Bart and Bret Maverick, Color

Maverick Season 1 Review

  • Series: Maverick
  • Season: 1
  • Episodes: 27
  • Discs: 7
  • Cast: James Garner, Jack Kelly
  • Network: ABC (Warner Brothers Productions)
  • DVD Format: DVD, Black and White, Standard

James Garner plays Bret Maverick a professional gambler. Jack Kelly is his brother, Bart Maverick – a gambler and rogue. The series Maverick mostly centers on Bret but occasionally episodes focus on Bart. On very rare occasions we actually get to see both together. I liked the episodes with both brothers the best, Bret and Bart have great chemistry.
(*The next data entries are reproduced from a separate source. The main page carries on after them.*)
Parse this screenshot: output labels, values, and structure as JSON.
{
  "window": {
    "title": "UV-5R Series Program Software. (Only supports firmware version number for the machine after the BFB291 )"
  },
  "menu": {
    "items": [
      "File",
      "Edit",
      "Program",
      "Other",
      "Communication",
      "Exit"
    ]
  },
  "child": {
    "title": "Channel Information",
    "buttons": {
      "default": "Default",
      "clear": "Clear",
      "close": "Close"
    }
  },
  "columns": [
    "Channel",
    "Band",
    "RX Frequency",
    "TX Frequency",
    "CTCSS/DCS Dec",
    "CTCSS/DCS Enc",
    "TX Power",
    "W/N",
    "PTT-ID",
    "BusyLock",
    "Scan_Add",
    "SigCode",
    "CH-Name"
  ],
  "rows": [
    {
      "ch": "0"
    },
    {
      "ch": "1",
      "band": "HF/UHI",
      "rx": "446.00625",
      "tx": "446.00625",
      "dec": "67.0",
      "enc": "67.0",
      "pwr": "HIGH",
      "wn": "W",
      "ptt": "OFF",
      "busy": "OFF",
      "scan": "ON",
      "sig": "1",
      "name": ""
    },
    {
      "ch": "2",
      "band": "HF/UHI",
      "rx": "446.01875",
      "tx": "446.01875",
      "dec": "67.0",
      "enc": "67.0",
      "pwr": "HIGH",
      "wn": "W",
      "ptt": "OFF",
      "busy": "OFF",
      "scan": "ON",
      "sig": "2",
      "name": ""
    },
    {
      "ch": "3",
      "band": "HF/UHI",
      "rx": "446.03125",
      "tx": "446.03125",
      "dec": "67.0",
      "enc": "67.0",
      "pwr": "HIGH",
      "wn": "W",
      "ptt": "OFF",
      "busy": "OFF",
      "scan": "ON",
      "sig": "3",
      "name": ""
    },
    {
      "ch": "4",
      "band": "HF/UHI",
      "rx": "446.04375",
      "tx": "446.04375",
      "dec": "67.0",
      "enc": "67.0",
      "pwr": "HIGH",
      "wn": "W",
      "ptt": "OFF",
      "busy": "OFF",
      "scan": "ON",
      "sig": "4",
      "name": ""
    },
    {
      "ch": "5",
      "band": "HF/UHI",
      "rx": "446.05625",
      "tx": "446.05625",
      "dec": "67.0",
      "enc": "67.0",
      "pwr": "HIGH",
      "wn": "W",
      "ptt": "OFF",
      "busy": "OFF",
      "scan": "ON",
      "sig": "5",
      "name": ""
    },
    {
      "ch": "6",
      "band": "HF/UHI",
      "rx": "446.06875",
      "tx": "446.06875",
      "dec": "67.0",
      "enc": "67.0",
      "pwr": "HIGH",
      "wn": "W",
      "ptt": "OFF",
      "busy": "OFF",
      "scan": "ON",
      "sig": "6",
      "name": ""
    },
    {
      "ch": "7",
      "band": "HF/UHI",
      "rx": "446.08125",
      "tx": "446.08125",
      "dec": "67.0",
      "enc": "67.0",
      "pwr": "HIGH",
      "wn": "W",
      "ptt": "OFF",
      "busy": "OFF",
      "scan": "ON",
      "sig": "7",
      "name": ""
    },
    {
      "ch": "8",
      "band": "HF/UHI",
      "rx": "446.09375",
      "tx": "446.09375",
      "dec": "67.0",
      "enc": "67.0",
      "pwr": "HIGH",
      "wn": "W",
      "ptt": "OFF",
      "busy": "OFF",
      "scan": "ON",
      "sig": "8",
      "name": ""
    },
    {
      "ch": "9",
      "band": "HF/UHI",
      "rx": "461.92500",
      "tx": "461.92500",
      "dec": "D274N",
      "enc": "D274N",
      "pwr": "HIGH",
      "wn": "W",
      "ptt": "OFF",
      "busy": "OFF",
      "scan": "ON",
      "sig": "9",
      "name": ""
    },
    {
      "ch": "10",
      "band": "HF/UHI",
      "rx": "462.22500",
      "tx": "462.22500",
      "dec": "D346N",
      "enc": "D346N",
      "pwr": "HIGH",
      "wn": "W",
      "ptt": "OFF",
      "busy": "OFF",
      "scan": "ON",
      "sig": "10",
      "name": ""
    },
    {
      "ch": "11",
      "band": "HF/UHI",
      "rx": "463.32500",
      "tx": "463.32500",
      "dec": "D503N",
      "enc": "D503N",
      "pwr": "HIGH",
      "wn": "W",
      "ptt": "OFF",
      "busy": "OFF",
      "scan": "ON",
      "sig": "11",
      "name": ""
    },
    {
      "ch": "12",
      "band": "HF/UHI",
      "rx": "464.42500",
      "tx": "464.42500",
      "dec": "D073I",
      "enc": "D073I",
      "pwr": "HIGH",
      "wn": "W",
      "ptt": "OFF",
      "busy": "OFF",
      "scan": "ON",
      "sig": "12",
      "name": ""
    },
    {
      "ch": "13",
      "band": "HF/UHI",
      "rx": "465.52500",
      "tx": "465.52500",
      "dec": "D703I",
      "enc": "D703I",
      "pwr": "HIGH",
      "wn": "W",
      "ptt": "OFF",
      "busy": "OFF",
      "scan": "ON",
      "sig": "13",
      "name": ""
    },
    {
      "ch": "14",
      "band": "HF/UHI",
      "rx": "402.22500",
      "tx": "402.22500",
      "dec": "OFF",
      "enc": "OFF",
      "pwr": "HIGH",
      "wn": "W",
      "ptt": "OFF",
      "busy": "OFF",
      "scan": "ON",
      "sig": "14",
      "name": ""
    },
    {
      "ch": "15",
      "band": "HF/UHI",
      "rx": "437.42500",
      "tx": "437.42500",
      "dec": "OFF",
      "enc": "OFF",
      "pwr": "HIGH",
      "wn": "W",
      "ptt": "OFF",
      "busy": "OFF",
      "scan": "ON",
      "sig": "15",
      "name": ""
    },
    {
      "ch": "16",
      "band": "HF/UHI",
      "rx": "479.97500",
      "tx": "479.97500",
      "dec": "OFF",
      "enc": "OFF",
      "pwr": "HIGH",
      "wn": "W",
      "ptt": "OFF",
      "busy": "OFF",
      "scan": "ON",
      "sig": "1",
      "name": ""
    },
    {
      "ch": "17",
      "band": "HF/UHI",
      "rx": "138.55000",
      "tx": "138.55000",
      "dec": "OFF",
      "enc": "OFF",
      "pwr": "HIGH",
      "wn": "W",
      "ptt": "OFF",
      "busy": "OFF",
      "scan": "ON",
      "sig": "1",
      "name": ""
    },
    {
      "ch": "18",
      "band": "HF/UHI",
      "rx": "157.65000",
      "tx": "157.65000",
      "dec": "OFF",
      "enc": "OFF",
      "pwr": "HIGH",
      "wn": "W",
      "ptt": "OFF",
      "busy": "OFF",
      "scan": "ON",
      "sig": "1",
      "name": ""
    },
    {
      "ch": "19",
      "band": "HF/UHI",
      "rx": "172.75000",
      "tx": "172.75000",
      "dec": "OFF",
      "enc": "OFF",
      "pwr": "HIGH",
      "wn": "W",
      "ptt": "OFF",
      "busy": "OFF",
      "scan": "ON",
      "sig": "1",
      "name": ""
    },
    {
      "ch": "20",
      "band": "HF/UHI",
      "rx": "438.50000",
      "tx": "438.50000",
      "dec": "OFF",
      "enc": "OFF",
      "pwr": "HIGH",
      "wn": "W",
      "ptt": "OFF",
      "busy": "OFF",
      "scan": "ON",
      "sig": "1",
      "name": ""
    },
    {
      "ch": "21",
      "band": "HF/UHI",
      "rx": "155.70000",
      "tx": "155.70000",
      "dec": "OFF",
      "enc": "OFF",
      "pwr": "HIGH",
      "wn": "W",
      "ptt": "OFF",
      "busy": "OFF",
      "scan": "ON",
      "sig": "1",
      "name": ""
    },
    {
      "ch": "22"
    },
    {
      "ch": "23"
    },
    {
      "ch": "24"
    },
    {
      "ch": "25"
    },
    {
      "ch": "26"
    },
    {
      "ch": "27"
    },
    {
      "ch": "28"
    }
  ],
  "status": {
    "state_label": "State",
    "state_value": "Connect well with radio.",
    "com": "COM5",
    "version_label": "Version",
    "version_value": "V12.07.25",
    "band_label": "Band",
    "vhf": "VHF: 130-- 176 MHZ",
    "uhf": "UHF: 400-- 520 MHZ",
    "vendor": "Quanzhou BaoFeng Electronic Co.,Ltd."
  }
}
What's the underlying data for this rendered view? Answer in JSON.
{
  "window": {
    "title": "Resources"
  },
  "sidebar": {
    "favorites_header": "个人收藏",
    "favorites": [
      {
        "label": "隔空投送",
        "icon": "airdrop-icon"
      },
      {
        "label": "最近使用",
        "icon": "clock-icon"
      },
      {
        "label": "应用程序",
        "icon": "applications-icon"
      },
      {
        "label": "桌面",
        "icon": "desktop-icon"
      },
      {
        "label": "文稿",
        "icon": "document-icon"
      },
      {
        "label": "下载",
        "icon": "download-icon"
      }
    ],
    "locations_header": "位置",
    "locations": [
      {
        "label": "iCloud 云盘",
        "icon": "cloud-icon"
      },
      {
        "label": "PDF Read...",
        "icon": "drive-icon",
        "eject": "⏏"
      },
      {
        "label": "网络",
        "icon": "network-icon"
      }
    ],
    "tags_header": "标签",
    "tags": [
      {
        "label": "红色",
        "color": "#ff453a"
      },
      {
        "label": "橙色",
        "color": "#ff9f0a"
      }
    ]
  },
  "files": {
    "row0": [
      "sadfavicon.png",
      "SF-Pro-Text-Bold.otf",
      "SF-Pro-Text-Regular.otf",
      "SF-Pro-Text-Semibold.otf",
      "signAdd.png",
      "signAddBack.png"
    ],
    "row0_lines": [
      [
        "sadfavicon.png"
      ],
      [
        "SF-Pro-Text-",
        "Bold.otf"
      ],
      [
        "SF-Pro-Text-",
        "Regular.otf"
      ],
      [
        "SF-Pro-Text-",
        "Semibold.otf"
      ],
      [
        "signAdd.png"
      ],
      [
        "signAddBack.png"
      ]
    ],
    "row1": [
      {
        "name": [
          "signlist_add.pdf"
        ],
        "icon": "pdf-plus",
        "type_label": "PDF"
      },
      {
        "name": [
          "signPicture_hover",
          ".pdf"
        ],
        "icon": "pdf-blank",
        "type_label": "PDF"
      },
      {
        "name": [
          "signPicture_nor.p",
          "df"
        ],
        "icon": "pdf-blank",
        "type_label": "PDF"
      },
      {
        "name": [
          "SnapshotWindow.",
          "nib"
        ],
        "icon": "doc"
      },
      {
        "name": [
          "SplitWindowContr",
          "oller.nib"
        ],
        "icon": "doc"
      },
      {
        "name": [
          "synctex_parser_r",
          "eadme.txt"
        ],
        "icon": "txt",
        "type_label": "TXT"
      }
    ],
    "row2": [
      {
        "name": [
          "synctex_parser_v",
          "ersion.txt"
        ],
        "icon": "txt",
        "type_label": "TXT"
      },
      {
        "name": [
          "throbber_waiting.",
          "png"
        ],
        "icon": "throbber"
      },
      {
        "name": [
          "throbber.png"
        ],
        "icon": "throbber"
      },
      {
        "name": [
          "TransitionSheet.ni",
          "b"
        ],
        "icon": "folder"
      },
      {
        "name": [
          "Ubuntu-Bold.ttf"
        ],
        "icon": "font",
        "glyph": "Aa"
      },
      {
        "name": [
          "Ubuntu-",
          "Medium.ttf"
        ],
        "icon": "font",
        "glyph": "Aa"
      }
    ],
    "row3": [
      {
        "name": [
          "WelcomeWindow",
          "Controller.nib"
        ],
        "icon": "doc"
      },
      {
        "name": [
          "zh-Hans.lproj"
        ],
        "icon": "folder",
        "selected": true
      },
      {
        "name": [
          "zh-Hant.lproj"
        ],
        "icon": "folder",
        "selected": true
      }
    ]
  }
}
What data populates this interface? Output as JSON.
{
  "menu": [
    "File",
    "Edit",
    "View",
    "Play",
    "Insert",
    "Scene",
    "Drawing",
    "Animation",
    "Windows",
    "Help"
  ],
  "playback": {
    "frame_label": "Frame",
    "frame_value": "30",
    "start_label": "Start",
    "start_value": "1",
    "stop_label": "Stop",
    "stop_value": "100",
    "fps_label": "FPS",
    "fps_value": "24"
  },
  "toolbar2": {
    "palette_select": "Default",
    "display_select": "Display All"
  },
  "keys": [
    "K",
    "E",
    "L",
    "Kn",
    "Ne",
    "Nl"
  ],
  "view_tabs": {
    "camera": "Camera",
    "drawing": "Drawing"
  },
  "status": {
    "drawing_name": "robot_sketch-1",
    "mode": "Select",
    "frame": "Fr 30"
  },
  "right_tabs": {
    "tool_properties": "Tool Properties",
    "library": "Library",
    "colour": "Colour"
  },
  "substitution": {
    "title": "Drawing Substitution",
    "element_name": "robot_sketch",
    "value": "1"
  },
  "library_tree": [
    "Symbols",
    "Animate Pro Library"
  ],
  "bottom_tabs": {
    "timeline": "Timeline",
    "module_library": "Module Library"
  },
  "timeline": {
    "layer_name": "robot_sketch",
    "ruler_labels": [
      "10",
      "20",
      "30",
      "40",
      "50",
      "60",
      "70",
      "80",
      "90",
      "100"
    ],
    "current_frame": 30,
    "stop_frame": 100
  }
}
In terms of storylines, this is a semi-anthology show. Stories range from ghost stories and classic mysteries (including a “Five or in this case Six Characters in Search of an Exit” story and an English Manor “and then there were none”-type story) where only the setting is Western but the plots are mysteries or ghost stories. The “English Manor” story, for example, takes place at an isolated ranch, but you still have a bunch of people with nothing in common gathered together and getting bumped off one by one. Other stories are more traditionally “Western” stories, with at least one written by Louis L’Amour. It doesn’t get more Western than something written by L’Amour. There’s even a “12 Angry Men”-type story when Bret gets himself stuck on a jury.

In the first season, we don’t see a lot of stories based on gambling, especially in the second half of the season. Also, this first season, for the most part, is much more serious than what I remember of Maverick from the re-runs I’ve seen on TV. I was expecting more humor in this show, and there is some, but for the most part, this is a semi-anthology with Bart and Bret as flat-arc catalyst characters influencing people around themselves but never actually changing themselves.

There are some interesting women in Maverick. The two meet a woman named Samantha who is as much of a con artist as they are if not more so (she takes Bret for several thousand dollars in a poker game by insisting they play “According to Hoyle” and thus making Bret’s straight an invalid hand. Later, she and Bart end-up being forced together in a complicated attempt to get a reward for some missing engraving plates for US currency. Another interesting woman hires Bret to protect her and a suitcase full of cash for a stagecoach journey. They reach her destination and she deposits the money in a safe deposit box, not a new account. She then gets a loan and opens a newspaper business. Bret, who knows the money is counterfeit, sticks around to see what she is up to. The woman uses the paper to inform the locals that a cattle baron is attacking the local small farmers and running them off their land. Bret falls in love with the woman, so of course, she gets killed in a crossfire. Sigh. Bart also gets to meet some feisty women – but any that he might really care for, die on him. Sigh.

Although Maverick introduces some interesting women, they only survive if the boys, Bret and Bart, show no interest in them whatsoever. The show is much, much worse when it comes to depictions of Native Americans, Hispanics, and Mexicans. Native Americans are depicted as “savages” who only want to kill the “white man”. Hispanics and Mexicans are depicted as bandits and dishonest. This blatant prejudice is pretty disgusting and difficult to watch. It’s also a result of when the show was made more than the time period it depicts, which is probably the 1880s.

Overall, I’m not sure if I’ll buy more of this series. On the one hand, Roger Moore joins the cast eventually, and I think later seasons have more humor. But on the other, I’m not much of a fan of Westerns unless they really aren’t a Western (like The Adventures of Brisco County, Jr or the Wild Wild West).